“Imagine being in the top five in the world at what you do, and your demons are so terrible that your ability is dwarfed. That’s Bobby Jenks. The worst thing that could happen is if he gets to the big leagues. If he gets to the big leagues, he’ll free fall. He can’t handle success.”
For a long while, the demons seemed to be winning. Jenks was demoted to Class A, sidelined last year with a serious elbow injury and eventually taken off the Angels’ roster last winter. The White Sox, who saw the electric fastball and figured they could work with the attitude, claimed him for $20,000.
Meanwhile, Jenks was seeing the light. He married Adele, a Seattle-area woman whom he met at Dick’s Drive-In. They now have two young kids, Cuma and Nolan.
“That would settle anyone down,” he said yesterday before the White Sox’s workout. “Knowing when I come home, even if I had a bad game, my daughter and son will still come over and give me a big hug.”
The tales of excess and debauchery are in the past, he insisted.
“I don’t think I did anything out of character from what any other 21-year-old would have done,” he said. “Being a young kid and doing some things, I mean, everyone’s gone through it. I was just under a bigger magnifying glass.
“I didn’t go through the college scene at all. So everything I did would have been my college years early on.”
The White Sox say they haven’t seen any signs of the tormented Jenks, only an attentive pitcher who follows the rules and ends the rallies. The arm has fully healed, and since coming up from the minors in July, he has emerged as the essential closer to replace faltering Dustin Hermanson.
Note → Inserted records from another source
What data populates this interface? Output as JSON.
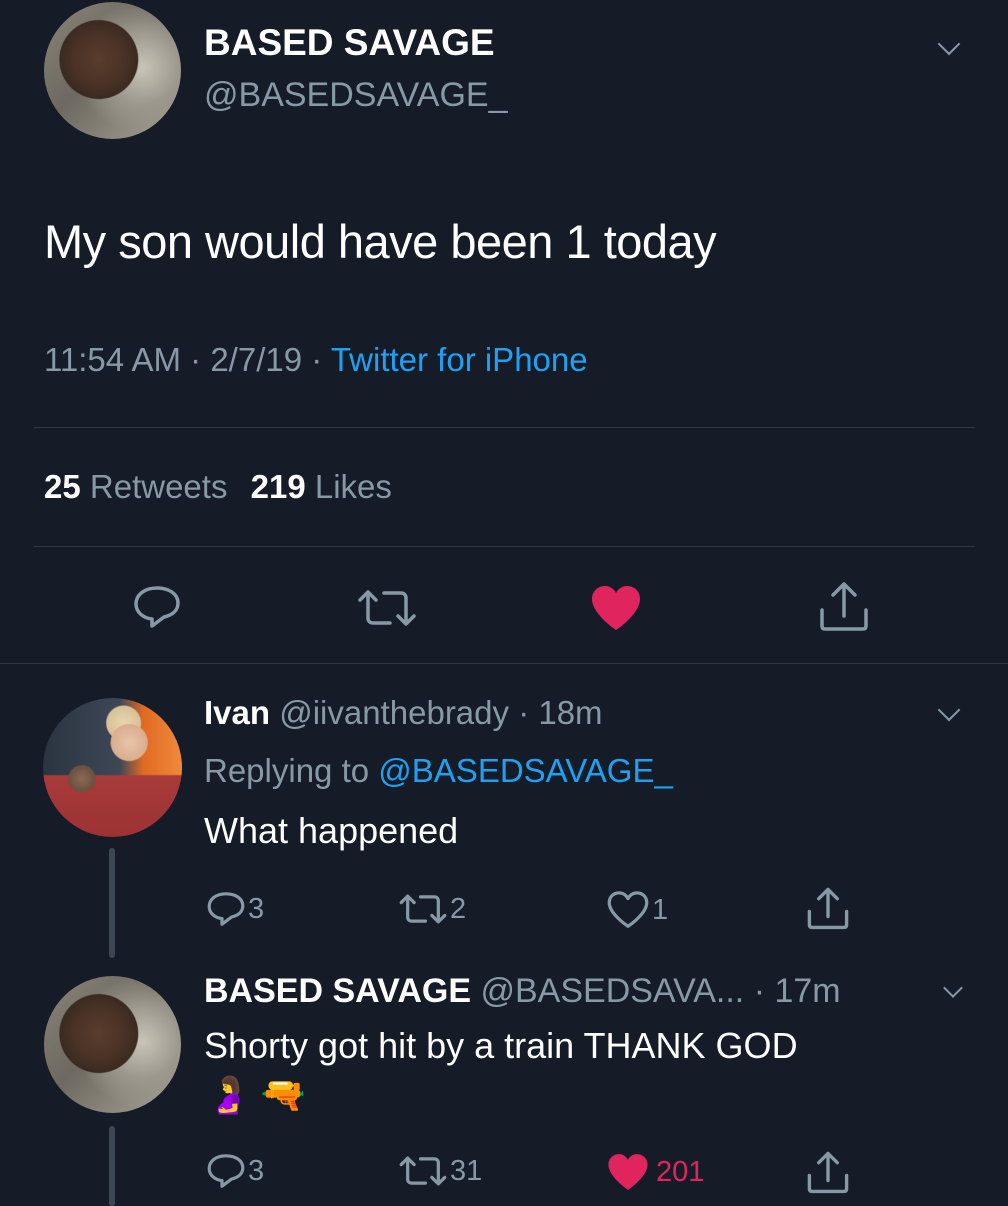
{
  "tweet": {
    "author_name": "BASED SAVAGE",
    "author_handle": "@BASEDSAVAGE_",
    "text": "My son would have been 1 today",
    "time": "11:54 AM",
    "date": "2/7/19",
    "source": "Twitter for iPhone",
    "sep": "·",
    "retweets_count": "25",
    "retweets_label": "Retweets",
    "likes_count": "219",
    "likes_label": "Likes",
    "liked": true
  },
  "replies": [
    {
      "author_name": "Ivan",
      "author_handle": "@iivanthebrady",
      "age": "· 18m",
      "replying_prefix": "Replying to",
      "replying_to": "@BASEDSAVAGE_",
      "text": "What happened",
      "reply_count": "3",
      "retweet_count": "2",
      "like_count": "1",
      "liked": false
    },
    {
      "author_name": "BASED SAVAGE",
      "author_handle": "@BASEDSAVA...",
      "age": "· 17m",
      "text": "Shorty got hit by a train THANK GOD",
      "emoji": "🤰🔫",
      "reply_count": "3",
      "retweet_count": "31",
      "like_count": "201",
      "liked": true
    }
  ],
  "colors": {
    "background": "#151b27",
    "link": "#1da1f2",
    "muted": "#8899a6",
    "like": "#e0245e"
  },
  "icons": [
    "chevron-down-icon",
    "reply-icon",
    "retweet-icon",
    "heart-icon",
    "share-icon"
  ]
}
“There’s never been a smudge on his slate, as far as I’m concerned,” pitching coach Don Cooper said. “I don’t judge anybody until we get him. He’s been great. There hasn’t even been a question. Anything in the past is simply that: the past.”
Back in Seattle, where Jenks now makes his home full-time, Potoshnik watches the transformation with pride.
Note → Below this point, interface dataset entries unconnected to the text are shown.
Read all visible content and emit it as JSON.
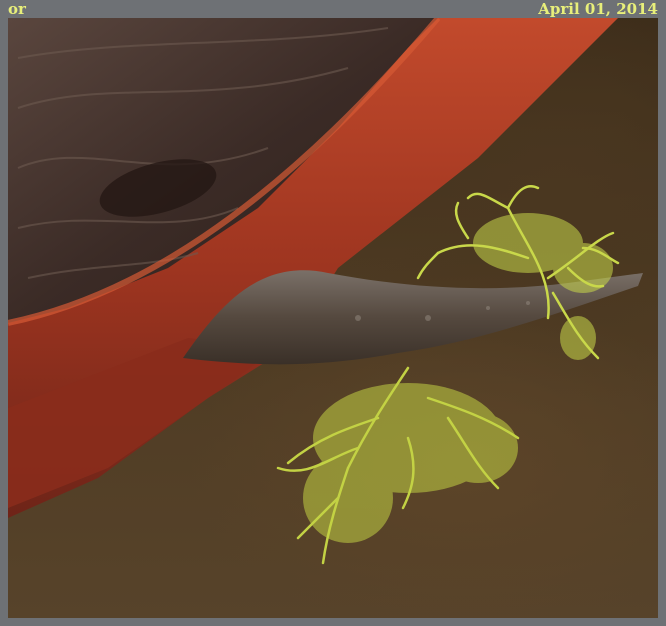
{
  "caption": {
    "left_text": "or",
    "date": "April 01, 2014"
  },
  "photo": {
    "subject": "lichen-on-branch",
    "colors": {
      "background": "#4d3a22",
      "bark_red": "#a33a22",
      "wood_dark": "#3a2a22",
      "twig": "#5a5048",
      "lichen": "#c9d84a"
    }
  }
}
“I never lost faith in him, just because I’ve known Bobby so long,” he said. “He generally is a nice guy. My kids just love him to death. He’s just not worldly. From where he’s come from to where he is is phenomenal.”
Larry Stone: 206-464-3146 or firstname.lastname@example.org